What needs to be done: Extract every line below that contains the word "Administrator".

[Opening Provided records section]

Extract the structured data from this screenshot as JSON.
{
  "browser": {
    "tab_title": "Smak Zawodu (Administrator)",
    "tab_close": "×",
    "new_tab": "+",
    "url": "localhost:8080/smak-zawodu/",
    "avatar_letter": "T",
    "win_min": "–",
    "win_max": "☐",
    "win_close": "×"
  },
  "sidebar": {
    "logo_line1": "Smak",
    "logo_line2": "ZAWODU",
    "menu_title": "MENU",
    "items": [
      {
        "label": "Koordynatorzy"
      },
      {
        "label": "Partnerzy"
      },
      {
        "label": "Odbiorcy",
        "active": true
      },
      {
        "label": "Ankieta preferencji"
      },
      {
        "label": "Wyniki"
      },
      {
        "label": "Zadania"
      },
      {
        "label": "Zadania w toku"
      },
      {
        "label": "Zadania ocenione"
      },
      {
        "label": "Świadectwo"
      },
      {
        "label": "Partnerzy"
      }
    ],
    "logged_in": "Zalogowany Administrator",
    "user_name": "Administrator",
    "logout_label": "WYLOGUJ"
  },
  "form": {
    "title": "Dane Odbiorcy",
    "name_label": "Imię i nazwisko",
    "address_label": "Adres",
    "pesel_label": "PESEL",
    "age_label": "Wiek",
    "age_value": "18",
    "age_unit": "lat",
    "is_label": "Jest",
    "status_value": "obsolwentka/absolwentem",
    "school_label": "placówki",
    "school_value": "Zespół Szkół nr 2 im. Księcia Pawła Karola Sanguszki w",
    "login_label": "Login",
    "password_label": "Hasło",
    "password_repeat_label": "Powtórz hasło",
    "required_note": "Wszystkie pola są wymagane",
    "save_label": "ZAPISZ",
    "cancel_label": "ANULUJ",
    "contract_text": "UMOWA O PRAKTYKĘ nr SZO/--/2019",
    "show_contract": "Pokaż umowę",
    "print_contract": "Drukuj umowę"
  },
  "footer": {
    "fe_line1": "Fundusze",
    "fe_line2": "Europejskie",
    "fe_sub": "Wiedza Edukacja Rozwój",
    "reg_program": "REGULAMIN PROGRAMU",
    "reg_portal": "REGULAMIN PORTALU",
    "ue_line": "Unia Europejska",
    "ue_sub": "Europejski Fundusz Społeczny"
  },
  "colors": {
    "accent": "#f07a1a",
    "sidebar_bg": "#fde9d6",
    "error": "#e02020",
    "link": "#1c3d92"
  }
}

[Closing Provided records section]

Solved problem:
    "tab_title": "Smak Zawodu (Administrator)",
    "logged_in": "Zalogowany Administrator",
    "user_name": "Administrator",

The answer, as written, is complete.